All lines in the listing below that hold the string "Faces" are to be tallied, with only the total reported.

........

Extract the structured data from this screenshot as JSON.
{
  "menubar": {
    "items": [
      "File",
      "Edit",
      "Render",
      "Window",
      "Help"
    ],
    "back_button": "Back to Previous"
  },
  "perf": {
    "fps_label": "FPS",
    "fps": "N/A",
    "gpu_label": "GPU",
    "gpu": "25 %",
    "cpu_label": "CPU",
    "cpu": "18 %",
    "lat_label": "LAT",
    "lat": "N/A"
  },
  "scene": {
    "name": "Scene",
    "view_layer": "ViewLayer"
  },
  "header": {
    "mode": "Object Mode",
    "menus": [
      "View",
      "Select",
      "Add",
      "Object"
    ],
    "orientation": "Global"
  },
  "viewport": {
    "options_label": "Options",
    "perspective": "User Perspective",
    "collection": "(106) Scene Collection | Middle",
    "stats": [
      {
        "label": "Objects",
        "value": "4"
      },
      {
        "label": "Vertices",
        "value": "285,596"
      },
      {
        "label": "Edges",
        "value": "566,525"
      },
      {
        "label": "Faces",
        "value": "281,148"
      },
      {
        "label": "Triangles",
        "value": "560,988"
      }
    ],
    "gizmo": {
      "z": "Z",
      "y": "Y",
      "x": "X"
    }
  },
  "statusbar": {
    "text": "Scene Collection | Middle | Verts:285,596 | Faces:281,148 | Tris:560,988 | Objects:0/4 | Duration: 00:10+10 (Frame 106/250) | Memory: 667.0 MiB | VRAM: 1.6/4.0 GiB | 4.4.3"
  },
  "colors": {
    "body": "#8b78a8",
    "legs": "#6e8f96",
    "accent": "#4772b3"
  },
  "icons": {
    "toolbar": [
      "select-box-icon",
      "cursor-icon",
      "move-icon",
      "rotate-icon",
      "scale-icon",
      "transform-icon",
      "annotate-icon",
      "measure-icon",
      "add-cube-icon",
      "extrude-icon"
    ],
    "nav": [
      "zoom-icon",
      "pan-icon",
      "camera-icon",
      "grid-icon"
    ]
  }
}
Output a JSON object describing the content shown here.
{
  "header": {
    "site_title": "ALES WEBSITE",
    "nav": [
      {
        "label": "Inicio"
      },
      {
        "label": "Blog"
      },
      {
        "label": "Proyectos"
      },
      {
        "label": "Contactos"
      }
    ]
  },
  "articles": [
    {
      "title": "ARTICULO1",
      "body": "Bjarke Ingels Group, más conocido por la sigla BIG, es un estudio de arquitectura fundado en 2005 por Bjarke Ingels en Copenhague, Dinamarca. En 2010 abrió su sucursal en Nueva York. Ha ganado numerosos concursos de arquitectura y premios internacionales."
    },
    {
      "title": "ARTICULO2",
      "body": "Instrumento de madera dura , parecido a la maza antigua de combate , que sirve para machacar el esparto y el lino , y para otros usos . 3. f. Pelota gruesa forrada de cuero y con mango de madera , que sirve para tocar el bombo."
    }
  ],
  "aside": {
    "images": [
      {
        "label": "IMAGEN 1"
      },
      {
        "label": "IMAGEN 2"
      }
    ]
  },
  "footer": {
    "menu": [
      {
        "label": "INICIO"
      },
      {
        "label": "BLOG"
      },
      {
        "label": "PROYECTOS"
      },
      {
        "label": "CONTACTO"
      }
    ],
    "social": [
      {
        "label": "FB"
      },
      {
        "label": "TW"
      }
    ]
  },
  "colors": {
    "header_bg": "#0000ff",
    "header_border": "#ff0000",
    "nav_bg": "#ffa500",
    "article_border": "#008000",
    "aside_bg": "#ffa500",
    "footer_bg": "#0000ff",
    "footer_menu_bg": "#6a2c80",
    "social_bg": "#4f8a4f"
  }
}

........

§ YOUR SOLUTION:
2